Tips for System Selection
When considering "filter-based" solutions for surge protection, the following questions can help guide in system decision-making and successful outcomes:
- Should the system be installed immediately using plug-in protection?
- Is it desirable to protect multiple outlets/rooms with one installation at the main panel (handled by a professional)?
- Will the system sense and suppress surges generated by equipment cycling on and off inside the c-store?
- Will the system remove EMI/RFI electrical fluctuations that can further disrupt c-store electronics?
- Is the system sacrificial? Will it require a replacement schedule due to degradation over time?
- If installed at the main panel, will the system require supplemental protection?
One final note: When selecting the most appropriate surge suppression technology to protect sensitive electronics, a reliable rule of thumb is to determine whether product ratings have been based on actual endurance testing. Our recommendation is to ask the supplier for performance and endurance test results from a nationally recognized testing laboratory.
Otherwise, if a surge suppression product is not rated ideally both for performance and endurance, its use can become a dangerous gamble – prompting the startling realization down the road that an ordinary surge protector may prove to be worse than no protection at all.
J. Rudy Harford is chief engineer at Zero Surge Inc., a provider of non-MOV surge suppression technology.
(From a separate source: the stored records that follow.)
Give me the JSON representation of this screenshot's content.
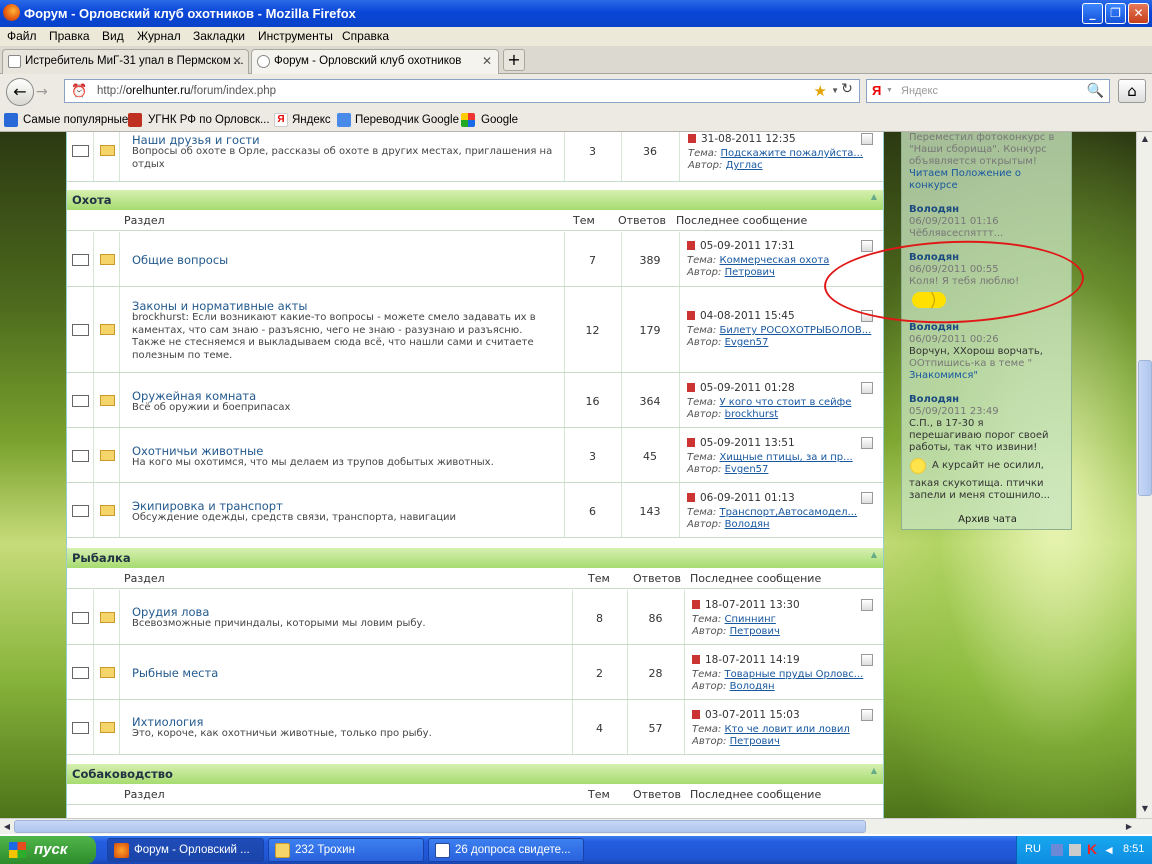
{
  "window": {
    "title": "Форум - Орловский клуб охотников - Mozilla Firefox"
  },
  "menu": [
    "Файл",
    "Правка",
    "Вид",
    "Журнал",
    "Закладки",
    "Инструменты",
    "Справка"
  ],
  "tabs": [
    {
      "label": "Истребитель МиГ-31 упал в Пермском ..."
    },
    {
      "label": "Форум - Орловский клуб охотников"
    }
  ],
  "url": {
    "prefix": "http://",
    "host": "orelhunter.ru",
    "path": "/forum/index.php"
  },
  "search": {
    "placeholder": "Яндекс"
  },
  "bookmarks": [
    "Самые популярные",
    "УГНК РФ по Орловск...",
    "Яндекс",
    "Переводчик Google",
    "Google"
  ],
  "forum": {
    "col_headers": {
      "section": "Раздел",
      "topics": "Тем",
      "replies": "Ответов",
      "last": "Последнее сообщение"
    },
    "topic_label": "Тема:",
    "author_label": "Автор:",
    "top_row": {
      "name": "Наши друзья и гости",
      "desc": "Вопросы об охоте в Орле, рассказы об охоте в других местах, приглашения на отдых",
      "topics": "3",
      "replies": "36",
      "date": "31-08-2011 12:35",
      "topic": "Подскажите пожалуйста...",
      "author": "Дуглас"
    },
    "categories": [
      {
        "title": "Охота",
        "rows": [
          {
            "name": "Общие вопросы",
            "desc": "",
            "topics": "7",
            "replies": "389",
            "date": "05-09-2011 17:31",
            "topic": "Коммерческая охота",
            "author": "Петрович"
          },
          {
            "name": "Законы и нормативные акты",
            "desc": "brockhurst: Если возникают какие-то вопросы - можете смело задавать их в каментах, что сам знаю - разъясню, чего не знаю - разузнаю и разъясню. Также не стесняемся и выкладываем сюда всё, что нашли сами и считаете полезным по теме.",
            "topics": "12",
            "replies": "179",
            "date": "04-08-2011 15:45",
            "topic": "Билету РОСОХОТРЫБОЛОВ...",
            "author": "Evgen57"
          },
          {
            "name": "Оружейная комната",
            "desc": "Всё об оружии и боеприпасах",
            "topics": "16",
            "replies": "364",
            "date": "05-09-2011 01:28",
            "topic": "У кого что стоит в сейфе",
            "author": "brockhurst"
          },
          {
            "name": "Охотничьи животные",
            "desc": "На кого мы охотимся, что мы делаем из трупов добытых животных.",
            "topics": "3",
            "replies": "45",
            "date": "05-09-2011 13:51",
            "topic": "Хищные птицы, за и пр...",
            "author": "Evgen57"
          },
          {
            "name": "Экипировка и транспорт",
            "desc": "Обсуждение одежды, средств связи, транспорта, навигации",
            "topics": "6",
            "replies": "143",
            "date": "06-09-2011 01:13",
            "topic": "Транспорт,Автосамодел...",
            "author": "Володян"
          }
        ]
      },
      {
        "title": "Рыбалка",
        "rows": [
          {
            "name": "Орудия лова",
            "desc": "Всевозможные причиндалы, которыми мы ловим рыбу.",
            "topics": "8",
            "replies": "86",
            "date": "18-07-2011 13:30",
            "topic": "Спиннинг",
            "author": "Петрович"
          },
          {
            "name": "Рыбные места",
            "desc": "",
            "topics": "2",
            "replies": "28",
            "date": "18-07-2011 14:19",
            "topic": "Товарные пруды Орловс...",
            "author": "Володян"
          },
          {
            "name": "Ихтиология",
            "desc": "Это, короче, как охотничьи животные, только про рыбу.",
            "topics": "4",
            "replies": "57",
            "date": "03-07-2011 15:03",
            "topic": "Кто че ловит или ловил",
            "author": "Петрович"
          }
        ]
      },
      {
        "title": "Собаководство",
        "rows": []
      }
    ]
  },
  "chat": {
    "lines": [
      {
        "text": "Переместил фотоконкурс в",
        "style": "g"
      },
      {
        "text": "\"Наши сборища\". Конкурс",
        "style": "g"
      },
      {
        "text": "объявляется открытым!",
        "style": "g"
      },
      {
        "text": "Читаем Положение о",
        "style": "l"
      },
      {
        "text": "конкурсе",
        "style": "l"
      },
      {
        "text": "Володян",
        "style": "b"
      },
      {
        "text": "06/09/2011 01:16",
        "style": "g"
      },
      {
        "text": "Чёблявсеспяттт...",
        "style": "g"
      },
      {
        "text": "Володян",
        "style": "b"
      },
      {
        "text": "06/09/2011 00:55",
        "style": "g"
      },
      {
        "text": "Коля! Я тебя люблю!",
        "style": "g"
      },
      {
        "text": "Володян",
        "style": "b"
      },
      {
        "text": "06/09/2011 00:26",
        "style": "g"
      },
      {
        "text": "Ворчун, ХХорош ворчать,",
        "style": ""
      },
      {
        "text": "ООтпишись-ка в теме \"",
        "style": "g"
      },
      {
        "text": "Знакомимся\"",
        "style": "l"
      },
      {
        "text": "Володян",
        "style": "b"
      },
      {
        "text": "05/09/2011 23:49",
        "style": "g"
      },
      {
        "text": "С.П., в 17-30 я",
        "style": ""
      },
      {
        "text": "перешагиваю порог своей",
        "style": ""
      },
      {
        "text": "работы, так что извини!",
        "style": ""
      },
      {
        "text": "А курсайт не осилил,",
        "style": ""
      },
      {
        "text": "такая скукотища. птички",
        "style": ""
      },
      {
        "text": "запели и меня стошнило...",
        "style": ""
      }
    ],
    "archive": "Архив чата"
  },
  "taskbar": {
    "start": "пуск",
    "items": [
      "Форум - Орловский ...",
      "232 Трохин",
      "26 допроса свидете..."
    ],
    "lang": "RU",
    "time": "8:51"
  }
}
Editor's note: The opinions expressed in this column are the author's and do not necessarily reflect the views of Convenience Store News.